# Work required
Respond with nothing but the number of lines in this data that include the word "Vaio".

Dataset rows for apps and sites

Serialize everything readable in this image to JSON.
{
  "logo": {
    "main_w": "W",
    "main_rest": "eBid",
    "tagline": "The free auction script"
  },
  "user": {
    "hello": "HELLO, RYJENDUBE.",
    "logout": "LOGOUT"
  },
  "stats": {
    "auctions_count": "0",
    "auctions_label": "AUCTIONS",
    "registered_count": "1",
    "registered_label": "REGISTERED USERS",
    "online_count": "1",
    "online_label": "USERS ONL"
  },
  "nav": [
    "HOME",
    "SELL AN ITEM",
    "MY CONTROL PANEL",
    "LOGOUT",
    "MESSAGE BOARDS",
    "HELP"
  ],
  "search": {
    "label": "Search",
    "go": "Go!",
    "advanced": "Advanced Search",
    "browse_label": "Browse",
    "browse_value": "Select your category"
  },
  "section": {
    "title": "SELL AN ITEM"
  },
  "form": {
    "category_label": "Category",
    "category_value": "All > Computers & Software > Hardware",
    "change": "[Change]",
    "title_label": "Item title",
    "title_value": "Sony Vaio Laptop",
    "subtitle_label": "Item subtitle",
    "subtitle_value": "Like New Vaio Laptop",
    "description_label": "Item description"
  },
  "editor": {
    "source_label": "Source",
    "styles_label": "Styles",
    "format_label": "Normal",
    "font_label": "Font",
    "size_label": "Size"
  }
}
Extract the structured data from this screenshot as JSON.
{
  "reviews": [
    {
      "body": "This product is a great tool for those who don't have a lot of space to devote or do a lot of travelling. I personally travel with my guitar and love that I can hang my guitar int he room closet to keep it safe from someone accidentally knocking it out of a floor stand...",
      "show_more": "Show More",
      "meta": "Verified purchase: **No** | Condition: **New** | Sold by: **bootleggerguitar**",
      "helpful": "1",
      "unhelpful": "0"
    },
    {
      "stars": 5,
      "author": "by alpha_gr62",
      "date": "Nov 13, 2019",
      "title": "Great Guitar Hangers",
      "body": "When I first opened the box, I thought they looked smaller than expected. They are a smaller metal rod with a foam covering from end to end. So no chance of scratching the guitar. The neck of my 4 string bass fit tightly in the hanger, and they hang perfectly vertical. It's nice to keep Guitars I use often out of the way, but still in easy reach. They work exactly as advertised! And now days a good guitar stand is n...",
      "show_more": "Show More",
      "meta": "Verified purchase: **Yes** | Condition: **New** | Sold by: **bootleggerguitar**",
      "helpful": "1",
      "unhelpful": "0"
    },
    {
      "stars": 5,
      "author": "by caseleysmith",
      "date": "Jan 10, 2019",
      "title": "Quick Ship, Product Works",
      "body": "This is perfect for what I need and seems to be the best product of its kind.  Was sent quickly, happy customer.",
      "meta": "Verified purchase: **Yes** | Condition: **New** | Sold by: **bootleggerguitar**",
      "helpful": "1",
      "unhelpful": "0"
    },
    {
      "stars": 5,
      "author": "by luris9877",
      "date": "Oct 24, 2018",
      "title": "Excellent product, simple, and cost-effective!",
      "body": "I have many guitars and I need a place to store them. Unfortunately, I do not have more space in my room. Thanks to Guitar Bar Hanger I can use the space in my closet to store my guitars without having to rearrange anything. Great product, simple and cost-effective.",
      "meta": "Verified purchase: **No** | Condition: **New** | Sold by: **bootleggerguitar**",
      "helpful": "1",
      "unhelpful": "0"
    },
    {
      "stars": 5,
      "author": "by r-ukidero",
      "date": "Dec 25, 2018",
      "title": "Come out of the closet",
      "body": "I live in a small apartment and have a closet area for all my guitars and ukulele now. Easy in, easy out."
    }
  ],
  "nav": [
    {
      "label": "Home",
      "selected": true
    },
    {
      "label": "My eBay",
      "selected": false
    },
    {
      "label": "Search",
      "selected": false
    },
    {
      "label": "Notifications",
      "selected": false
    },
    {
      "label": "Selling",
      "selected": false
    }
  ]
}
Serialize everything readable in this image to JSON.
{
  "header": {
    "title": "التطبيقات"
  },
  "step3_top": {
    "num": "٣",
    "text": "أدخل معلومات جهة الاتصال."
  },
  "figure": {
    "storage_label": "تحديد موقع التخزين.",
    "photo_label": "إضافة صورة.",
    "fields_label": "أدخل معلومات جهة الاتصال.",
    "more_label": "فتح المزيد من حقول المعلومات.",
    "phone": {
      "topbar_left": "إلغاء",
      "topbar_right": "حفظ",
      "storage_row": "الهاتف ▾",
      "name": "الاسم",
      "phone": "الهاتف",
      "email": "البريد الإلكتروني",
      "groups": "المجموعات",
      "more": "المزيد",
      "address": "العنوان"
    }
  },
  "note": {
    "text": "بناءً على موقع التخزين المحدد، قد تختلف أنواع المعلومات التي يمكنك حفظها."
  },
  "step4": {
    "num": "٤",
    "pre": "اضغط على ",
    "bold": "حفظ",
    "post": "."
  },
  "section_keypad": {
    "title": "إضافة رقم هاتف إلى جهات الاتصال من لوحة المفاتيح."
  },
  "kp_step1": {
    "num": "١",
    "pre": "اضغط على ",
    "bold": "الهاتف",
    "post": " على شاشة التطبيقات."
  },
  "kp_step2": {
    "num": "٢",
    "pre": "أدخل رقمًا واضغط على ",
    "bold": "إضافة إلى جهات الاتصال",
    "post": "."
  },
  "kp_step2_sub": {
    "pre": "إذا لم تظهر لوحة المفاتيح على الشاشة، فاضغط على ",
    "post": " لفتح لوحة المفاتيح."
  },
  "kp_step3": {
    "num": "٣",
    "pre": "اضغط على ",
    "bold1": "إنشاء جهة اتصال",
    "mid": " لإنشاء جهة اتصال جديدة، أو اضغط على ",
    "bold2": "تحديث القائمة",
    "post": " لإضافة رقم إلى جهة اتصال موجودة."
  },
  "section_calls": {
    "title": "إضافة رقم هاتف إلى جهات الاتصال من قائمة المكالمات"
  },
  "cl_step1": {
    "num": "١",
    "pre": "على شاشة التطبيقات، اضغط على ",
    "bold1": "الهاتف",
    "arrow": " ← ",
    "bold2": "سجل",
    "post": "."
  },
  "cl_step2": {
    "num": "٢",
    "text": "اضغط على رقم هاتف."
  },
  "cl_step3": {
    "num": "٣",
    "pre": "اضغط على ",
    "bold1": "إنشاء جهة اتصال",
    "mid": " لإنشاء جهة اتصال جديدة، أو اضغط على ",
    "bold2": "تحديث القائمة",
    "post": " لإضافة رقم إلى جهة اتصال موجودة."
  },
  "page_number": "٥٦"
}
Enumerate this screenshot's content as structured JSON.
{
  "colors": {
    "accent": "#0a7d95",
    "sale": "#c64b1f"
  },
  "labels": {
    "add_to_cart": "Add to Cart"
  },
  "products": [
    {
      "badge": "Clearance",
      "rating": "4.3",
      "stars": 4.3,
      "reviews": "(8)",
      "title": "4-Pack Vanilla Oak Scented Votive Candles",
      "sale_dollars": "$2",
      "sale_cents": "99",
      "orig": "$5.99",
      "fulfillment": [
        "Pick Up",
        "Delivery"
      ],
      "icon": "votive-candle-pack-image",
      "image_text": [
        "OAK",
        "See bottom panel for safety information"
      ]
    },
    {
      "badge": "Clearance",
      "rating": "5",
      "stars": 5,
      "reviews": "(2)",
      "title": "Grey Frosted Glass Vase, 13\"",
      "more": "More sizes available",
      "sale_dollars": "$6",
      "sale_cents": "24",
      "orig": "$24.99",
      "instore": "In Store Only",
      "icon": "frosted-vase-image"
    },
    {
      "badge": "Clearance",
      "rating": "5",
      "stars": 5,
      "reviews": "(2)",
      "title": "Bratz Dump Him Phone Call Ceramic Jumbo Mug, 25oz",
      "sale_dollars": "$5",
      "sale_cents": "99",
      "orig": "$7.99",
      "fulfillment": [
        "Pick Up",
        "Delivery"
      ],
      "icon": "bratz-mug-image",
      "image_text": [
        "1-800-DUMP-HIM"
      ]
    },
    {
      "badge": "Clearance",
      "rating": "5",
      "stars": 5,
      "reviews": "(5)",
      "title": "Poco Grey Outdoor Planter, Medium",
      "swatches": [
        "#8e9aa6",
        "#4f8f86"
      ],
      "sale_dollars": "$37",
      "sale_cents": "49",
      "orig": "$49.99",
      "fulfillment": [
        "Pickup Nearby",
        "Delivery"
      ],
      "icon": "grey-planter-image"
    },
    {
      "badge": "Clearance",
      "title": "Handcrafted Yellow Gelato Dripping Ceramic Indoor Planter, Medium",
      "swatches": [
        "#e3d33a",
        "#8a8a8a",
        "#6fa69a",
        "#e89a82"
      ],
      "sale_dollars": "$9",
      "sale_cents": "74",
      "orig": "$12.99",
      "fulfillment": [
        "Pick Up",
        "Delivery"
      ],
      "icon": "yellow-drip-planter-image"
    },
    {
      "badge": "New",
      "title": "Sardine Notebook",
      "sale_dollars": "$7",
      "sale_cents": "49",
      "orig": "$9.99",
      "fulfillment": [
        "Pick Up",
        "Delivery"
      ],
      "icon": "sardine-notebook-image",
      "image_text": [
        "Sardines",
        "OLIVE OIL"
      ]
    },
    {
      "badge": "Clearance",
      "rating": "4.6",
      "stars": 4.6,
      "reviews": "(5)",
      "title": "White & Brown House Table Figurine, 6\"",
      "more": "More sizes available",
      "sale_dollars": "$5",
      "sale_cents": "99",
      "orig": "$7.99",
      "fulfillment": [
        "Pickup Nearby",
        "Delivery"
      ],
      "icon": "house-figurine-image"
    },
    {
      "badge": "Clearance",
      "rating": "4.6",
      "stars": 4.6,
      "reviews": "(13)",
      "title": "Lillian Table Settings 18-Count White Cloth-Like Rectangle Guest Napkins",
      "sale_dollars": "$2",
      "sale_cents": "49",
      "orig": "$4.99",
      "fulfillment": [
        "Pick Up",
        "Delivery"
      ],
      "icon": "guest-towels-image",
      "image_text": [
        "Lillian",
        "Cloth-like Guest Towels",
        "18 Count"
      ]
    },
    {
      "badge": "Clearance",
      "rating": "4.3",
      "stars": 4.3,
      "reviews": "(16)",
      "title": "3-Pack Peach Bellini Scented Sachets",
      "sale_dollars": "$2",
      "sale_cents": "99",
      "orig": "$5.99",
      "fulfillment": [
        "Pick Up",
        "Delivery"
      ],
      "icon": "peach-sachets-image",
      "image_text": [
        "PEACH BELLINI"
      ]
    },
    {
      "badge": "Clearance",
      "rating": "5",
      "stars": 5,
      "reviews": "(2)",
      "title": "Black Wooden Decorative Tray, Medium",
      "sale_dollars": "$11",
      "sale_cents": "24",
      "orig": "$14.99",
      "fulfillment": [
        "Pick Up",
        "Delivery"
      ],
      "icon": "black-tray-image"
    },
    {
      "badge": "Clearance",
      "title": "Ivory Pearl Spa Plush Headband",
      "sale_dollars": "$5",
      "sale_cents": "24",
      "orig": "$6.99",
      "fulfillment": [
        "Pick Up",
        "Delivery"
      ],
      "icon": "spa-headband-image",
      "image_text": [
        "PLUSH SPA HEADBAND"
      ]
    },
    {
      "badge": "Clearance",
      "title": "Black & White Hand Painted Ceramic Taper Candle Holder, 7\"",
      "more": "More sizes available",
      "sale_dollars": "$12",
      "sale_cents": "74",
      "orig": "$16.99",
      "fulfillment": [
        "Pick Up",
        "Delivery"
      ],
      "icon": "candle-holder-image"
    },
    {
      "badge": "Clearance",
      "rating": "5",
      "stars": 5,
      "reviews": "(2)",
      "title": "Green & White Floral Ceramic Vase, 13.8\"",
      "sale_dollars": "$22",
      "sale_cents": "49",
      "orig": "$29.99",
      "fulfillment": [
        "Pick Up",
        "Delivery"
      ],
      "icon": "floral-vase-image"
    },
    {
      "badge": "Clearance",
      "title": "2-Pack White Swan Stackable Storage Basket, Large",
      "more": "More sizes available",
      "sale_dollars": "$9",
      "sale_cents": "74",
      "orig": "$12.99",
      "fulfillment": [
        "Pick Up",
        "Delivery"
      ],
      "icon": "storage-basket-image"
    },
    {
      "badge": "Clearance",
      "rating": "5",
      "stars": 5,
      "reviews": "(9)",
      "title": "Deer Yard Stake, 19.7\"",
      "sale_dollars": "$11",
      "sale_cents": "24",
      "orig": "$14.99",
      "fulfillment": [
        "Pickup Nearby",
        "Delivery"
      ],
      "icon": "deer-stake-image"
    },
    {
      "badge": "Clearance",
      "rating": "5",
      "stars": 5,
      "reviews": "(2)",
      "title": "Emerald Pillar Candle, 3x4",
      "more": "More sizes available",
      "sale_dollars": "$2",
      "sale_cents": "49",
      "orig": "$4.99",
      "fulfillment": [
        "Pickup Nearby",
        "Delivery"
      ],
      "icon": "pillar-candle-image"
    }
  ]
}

# The completed task
2